Buzz and be well.

Saturday, November 22, 2008

Preparing Beehives for Vermont Winter

Dave Cain & Nancy Turner
Waitsfield, VT

"We live in central Vermont and winters are long and cold here. The first year or two we kept bees we put an extra shallow on top of the inner cover with a screen stapled to the bottom and filled with dry wood shaving as a moisture absorber. That seemed to work fine, but then we heard about the method shown here."

Series of photos – Two Slide Shows
1. Insulating top of hive with rigid foam board... "routed channel provides a flue, or passageway, for moisture and air to vent while the insulation helps to hold in warmth."
2. Wrapping hive with tar paper... "not much too it. I use a stapler to fix the paper to the wood. It holds well through the winter and comes off easily in the spring."

Monday, August 25, 2008

Response to Starving Bees from Steve Parise

Sorry I haven't got back to you all sooner; I have been on annual leave.

I am assuming that the colonies are normal otherwise, that is they have queens, a good population and are not under heavy disease or mite stress. It is certainly possible for bees to have eaten up much of their stores with the prolonged spell of wet weather. This is especially true of Italian colonies. If they are indeed pulling out worker brood (drone brood starts to get pulled around this time of year anyway), then immediate feeding is necessary.

Go with a 2:1 sugar to water, top feed (avoid entrance feeders as this will promote robbing), with the feeder well protected from the weather and other bees. Make sure all extra supers are off the hives. This may have to go on for quite awhile, as they will need 50-60 pounds ideally, to make it through the winter. Let me know if you have other questions.


Stephen G. Parise
Agriculture Resource Management Specialist/apiculturist
Vermont Agency of Agriculture, Food & Markets
116 State Street
Montpelier, VT 05620-2901

Phone: 802.828.2431

Monday, August 18, 2008

Dead Bees on the Entrance

Hi West River Beekeepers,

After talking to a beekeeper friend who told me that one of her hives was starving, I went home to check on mine, and sure enough, my newest hive was starving. A pile of dead bees was on the Entrance board, and when I went in, a very small number of live ones!!! I immediately started feeding my three newest hives corn syrup. The rest of my hives had little to no honey stores but were plentiful with bees.

On the starving hive, I noticed a bunch of larva-like worms among the dead bees. They were alive and I am not sure if this is the clean up from the cannibalization or what. I scraped them away and there was activity coming and going. The other two weak hives were OK, but no great critical mass of bees or food. We shall see. I don't think there will be any honey for harvest this year. Drat!

Please comment. Thanks, Happy Acres

Saturday, August 16, 2008

Help! Query from a beginning West River Valley beekeeper

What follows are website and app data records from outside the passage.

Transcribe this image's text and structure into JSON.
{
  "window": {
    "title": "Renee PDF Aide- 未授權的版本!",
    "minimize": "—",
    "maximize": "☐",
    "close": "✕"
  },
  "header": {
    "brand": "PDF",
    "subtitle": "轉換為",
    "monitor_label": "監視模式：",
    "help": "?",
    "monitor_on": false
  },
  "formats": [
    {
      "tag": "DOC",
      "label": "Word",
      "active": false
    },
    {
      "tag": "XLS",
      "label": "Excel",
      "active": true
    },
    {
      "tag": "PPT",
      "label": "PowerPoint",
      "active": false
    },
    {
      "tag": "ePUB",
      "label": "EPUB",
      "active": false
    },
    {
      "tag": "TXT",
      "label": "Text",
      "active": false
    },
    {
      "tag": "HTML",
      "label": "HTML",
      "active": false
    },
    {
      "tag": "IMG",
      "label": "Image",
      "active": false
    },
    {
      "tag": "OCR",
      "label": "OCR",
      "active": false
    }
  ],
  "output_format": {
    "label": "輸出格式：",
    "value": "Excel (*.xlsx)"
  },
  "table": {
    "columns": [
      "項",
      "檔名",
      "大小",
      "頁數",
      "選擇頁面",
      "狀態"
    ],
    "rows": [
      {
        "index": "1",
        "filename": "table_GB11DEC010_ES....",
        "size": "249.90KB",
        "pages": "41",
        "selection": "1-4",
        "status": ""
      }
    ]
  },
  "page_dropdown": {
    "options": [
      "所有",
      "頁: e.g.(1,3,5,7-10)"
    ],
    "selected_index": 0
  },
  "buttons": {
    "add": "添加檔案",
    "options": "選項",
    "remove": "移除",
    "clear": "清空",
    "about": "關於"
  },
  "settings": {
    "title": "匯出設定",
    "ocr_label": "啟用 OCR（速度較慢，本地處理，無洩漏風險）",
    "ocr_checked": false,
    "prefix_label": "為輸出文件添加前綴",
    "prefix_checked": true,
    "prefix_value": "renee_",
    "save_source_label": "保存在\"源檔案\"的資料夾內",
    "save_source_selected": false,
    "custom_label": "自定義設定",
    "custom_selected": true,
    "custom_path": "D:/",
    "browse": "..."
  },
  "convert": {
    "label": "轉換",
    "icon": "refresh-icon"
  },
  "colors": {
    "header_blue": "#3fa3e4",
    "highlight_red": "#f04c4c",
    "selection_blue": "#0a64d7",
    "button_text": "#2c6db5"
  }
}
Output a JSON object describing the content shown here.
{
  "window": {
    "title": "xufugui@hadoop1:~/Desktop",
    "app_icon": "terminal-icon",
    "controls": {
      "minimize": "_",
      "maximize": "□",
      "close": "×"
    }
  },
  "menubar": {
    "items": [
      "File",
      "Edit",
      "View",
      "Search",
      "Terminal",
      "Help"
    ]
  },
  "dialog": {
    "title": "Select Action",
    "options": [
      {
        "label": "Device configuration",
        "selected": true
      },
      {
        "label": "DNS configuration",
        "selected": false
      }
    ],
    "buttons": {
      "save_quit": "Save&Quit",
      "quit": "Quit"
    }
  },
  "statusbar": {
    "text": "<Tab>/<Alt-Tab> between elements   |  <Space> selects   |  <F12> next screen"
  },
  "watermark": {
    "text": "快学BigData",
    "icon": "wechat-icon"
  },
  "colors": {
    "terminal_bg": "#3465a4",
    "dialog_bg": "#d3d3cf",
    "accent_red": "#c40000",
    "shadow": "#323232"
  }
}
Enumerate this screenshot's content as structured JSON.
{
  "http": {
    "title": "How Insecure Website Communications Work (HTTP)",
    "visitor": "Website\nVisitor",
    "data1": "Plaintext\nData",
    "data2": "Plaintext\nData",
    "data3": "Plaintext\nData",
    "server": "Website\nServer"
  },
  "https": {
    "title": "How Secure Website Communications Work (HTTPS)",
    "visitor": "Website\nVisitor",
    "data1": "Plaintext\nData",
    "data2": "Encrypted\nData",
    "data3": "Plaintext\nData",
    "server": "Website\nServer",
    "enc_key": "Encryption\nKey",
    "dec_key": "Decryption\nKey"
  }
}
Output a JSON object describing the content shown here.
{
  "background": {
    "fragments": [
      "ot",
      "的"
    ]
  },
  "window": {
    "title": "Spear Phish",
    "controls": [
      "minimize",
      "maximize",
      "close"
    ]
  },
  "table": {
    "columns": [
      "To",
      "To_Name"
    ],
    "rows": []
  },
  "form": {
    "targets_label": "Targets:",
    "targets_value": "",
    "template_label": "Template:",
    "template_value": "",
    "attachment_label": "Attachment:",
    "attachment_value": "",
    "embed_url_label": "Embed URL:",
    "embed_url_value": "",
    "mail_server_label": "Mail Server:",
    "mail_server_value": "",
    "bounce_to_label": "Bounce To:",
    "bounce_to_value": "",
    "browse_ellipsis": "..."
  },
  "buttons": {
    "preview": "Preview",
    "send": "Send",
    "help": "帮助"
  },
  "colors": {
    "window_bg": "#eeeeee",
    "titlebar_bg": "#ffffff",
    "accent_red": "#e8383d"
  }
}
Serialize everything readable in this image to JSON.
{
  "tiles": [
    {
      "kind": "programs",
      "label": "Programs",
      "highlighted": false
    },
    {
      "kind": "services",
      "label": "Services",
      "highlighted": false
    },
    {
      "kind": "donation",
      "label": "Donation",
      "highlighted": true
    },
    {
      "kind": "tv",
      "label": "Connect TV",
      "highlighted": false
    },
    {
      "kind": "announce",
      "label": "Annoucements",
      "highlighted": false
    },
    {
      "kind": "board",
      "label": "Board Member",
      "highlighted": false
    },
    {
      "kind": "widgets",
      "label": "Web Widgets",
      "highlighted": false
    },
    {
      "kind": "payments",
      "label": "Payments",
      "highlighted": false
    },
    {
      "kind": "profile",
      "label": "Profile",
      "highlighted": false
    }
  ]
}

I received this query today in an e-mail message from a friend. Please respond: any helpful comments will be appreciated.

"...since everyone is talking about harvesting honey we went into the top super to see if there was any honey. A week or so ago there seemed to be a lot of bees in that super, but today although there were a lot of bees there is NO comb. I have been feeding and they are eating the sugar water very quickly. Would you assume that our hive is having trouble maintaining like what we hear of others? Our plan at this point is to feed and leave everything for the bees to have this winter. Tell me what you think?

A little discouraging. We didn't venture to the broods........."

Visiting Plum Blossoms 5/08

Visiting Plum Blossoms 5/08
Photo: Coyotewoman, Newfane Hill, VT